Electric Nation, the electric car division of UK electricity network operator Western Power Distribution (WPD), is launching a 12-month-long vehicle-to-grid (V2G) trial across three regions including the Midlands, South West Wales and South Wales.
Although naysayers of electric vehicles (EVs) claim that extra pressure on the electricity grid is a reason not to go electric, EVs and plug-in hybrids such as the Nissan Leaf and newer Mitsubishi Outlanders that have bidirectional charging can actually help to do the opposite, and take pressure off the grid.
They can do this by alleviating peaks and troughs in electricity demand, either storing energy or discharging it back to the grid as required, and provide important grid services. But the mechanisms by which this can be properly managed require better understanding if it is to be successful.
It’s a concept that is being explored by many network providers, including in Australia, as electric vehicles become increasingly popular.
Roger Hey, WPD’s systems and projects manager for distribution system operations, said in a statement: “The energy industry has to plan long-term, so it is urgent that we continue working to find the practical solutions to meet the government’s net-zero target. That is why we have begun recruitment for the Electric Nation Vehicle to Grid project now.”
“V2G charging has the potential to transform how networks approach the challenge of keeping millions of EVs charged and moving.
“To introduce up to 38 million EVs to the UK network over the coming years would create great strain on the system, the equivalent of adding the electrical energy of London 14 times.
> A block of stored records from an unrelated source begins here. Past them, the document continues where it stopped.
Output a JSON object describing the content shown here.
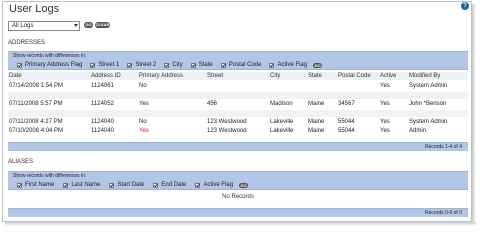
{
  "page": {
    "title": "User Logs"
  },
  "controls": {
    "logs_select": "All Logs",
    "go": "GO",
    "clear": "CLEAR"
  },
  "addresses": {
    "section": "ADDRESSES",
    "filter_label": "Show records with differences in:",
    "filters": [
      "Primary Address Flag",
      "Street 1",
      "Street 2",
      "City",
      "State",
      "Postal Code",
      "Active Flag"
    ],
    "go": "GO",
    "columns": [
      "Date",
      "Address ID",
      "Primary Address",
      "Street",
      "City",
      "State",
      "Postal Code",
      "Active",
      "Modified By"
    ],
    "rows": [
      [
        "07/14/2008 1:54 PM",
        "1124061",
        "No",
        "",
        "",
        "",
        "",
        "Yes",
        "System Admin"
      ],
      [
        "07/11/2008 5:57 PM",
        "1124052",
        "Yes",
        "456",
        "Madison",
        "Maine",
        "34567",
        "Yes",
        "John *Benson"
      ],
      [
        "07/11/2008 4:27 PM",
        "1124040",
        "No",
        "123 Westwood",
        "Lakeville",
        "Maine",
        "55044",
        "Yes",
        "System Admin"
      ],
      [
        "07/10/2008 4:04 PM",
        "1124040",
        "Yes",
        "123 Westwood",
        "Lakeville",
        "Maine",
        "55044",
        "Yes",
        "Admin"
      ]
    ],
    "footer": "Records 1-4 of 4"
  },
  "aliases": {
    "section": "ALIASES",
    "filter_label": "Show records with differences in:",
    "filters": [
      "First Name",
      "Last Name",
      "Start Date",
      "End Date",
      "Active Flag"
    ],
    "go": "GO",
    "no_records": "No Records",
    "footer": "Records 0-0 of 0"
  },
  "colors": {
    "bar": "#b3c6e7",
    "highlight": "#d11111",
    "help": "#1f5fae"
  },
  "icons": {
    "help": "help-icon",
    "dropdown": "chevron-down-icon"
  }
}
“By harnessing flexible systems and introducing V2G charging, it means that we can build a far more efficient and flexible network that doesn’t require billions of investment and a huge uplift in capacity,” Hey said.
In partnership with CrowdCharge, WPD is inviting 100 owners of Nissan Leafs with batteries larger than 30kWh who live in its three regions to take part in the trial, which will run from March 2021 to March 2022.
In return, the eligible drivers will receive a smart charger worth £5,500 ($A9,987 converted) to use in the trial. In return for plugging in their Nissan Leafs at particular times of the day, they will be able to purchase the charger at the end of the trial for just £250 ($A453).
Mike Potter, CEO of CrowdCharge said in a statement that: “Vehicle to grid charging is a great concept, but it hasn’t yet been trialled sufficiently on Britain’s electricity networks to enable it to be rolled out on a country-wide basis – hence the need for this project.
“This trial will study the real-world effects of V2G and look to provide a smart solution to provide management of electric vehicle charging.
“The project can provide an important insight into how the market and the DNO (distribution network operator) can operate for maximum benefit for all customers,” Potter said.
The trial will give WPD and CrowdCharge insight into how V2G technology can integrate with the daily habits and routines of everyday people.
According to Electric Nation, the WPD/CrowdCharge trial will offer more realistic insight into V2G across networks as WPD sources its energy from five energy suppliers, instead of only one.
Over the course of the trial, WPD expects to glean data from more than two million hours of car charging, such as when people charge and what impact different tariffs have.
Bridie Schmidt is lead reporter for The Driven, sister site of Renew Economy. She specialises in writing about new technology and has been writing about electric vehicles for two years. She has a keen interest in the role that zero emissions transport has to play in sustainability and is co-organiser of the Northern Rivers Electric Vehicle Forum.